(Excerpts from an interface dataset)
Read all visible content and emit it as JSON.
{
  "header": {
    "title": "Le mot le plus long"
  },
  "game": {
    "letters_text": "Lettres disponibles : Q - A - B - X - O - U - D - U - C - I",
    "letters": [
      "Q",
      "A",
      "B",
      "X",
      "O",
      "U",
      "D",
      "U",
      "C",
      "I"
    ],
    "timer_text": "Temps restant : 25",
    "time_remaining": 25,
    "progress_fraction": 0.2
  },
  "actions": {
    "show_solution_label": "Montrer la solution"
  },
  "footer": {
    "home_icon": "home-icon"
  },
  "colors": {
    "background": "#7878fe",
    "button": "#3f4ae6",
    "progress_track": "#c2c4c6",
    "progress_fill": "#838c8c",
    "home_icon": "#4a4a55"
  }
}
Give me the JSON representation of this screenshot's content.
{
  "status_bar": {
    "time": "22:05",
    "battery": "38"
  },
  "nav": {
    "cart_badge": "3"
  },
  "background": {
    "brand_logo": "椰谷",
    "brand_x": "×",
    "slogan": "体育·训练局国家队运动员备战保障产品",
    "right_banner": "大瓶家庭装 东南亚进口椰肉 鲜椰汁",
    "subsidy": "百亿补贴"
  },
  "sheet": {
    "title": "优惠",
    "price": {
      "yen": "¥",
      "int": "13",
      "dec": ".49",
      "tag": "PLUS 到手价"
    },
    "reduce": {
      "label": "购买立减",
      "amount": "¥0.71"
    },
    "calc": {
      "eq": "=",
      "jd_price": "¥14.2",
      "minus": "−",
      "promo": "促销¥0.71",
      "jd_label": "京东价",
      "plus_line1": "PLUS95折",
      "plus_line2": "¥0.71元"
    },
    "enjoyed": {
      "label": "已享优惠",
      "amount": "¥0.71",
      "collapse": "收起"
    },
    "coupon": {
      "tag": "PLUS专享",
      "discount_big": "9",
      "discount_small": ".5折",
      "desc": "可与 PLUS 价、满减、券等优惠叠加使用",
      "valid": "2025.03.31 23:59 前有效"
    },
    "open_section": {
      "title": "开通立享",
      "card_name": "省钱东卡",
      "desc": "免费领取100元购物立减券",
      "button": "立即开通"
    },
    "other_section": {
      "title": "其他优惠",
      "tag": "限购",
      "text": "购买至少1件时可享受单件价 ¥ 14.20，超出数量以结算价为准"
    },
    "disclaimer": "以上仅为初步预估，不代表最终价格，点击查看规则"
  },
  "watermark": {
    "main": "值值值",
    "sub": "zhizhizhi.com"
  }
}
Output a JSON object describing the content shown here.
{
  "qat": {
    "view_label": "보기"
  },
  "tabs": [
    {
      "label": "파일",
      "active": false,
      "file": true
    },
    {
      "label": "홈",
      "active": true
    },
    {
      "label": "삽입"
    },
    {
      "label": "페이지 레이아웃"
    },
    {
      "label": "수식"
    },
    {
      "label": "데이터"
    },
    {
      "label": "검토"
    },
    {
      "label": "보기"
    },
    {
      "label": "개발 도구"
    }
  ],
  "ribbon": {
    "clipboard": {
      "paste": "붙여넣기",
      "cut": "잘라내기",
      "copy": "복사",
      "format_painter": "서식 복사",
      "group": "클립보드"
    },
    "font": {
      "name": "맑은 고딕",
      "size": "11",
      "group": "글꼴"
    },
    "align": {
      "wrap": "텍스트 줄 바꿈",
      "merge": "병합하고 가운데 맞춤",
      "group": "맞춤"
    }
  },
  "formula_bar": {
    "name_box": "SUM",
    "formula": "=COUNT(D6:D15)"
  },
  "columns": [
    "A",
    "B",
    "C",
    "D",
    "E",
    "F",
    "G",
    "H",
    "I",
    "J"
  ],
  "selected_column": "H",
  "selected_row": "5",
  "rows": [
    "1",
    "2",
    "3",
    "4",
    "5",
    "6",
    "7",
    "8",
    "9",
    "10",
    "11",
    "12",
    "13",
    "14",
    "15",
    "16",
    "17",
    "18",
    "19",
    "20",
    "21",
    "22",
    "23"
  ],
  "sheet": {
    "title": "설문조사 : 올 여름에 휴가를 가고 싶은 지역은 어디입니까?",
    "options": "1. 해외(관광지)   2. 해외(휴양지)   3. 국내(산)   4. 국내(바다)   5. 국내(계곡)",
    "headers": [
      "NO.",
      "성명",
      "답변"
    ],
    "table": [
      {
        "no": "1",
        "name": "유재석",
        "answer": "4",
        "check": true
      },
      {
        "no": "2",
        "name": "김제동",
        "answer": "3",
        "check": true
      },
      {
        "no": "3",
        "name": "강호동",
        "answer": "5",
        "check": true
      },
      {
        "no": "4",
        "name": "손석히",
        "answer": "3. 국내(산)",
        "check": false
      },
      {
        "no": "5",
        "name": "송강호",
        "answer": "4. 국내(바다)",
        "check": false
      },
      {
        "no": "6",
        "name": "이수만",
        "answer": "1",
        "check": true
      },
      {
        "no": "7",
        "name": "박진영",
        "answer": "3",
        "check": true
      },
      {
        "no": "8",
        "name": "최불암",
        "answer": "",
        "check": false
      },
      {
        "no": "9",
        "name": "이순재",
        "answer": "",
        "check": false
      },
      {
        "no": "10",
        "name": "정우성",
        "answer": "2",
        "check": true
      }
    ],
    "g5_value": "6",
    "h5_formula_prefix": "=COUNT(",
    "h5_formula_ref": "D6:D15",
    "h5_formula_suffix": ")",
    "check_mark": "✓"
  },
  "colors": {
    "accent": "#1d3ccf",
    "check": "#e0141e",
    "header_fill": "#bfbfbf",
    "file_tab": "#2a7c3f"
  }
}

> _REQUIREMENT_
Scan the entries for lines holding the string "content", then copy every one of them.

> _TASK RESULT_
Read all visible content and emit it as JSON.
Give me the JSON representation of this screenshot's content.
Output a JSON object describing the content shown here.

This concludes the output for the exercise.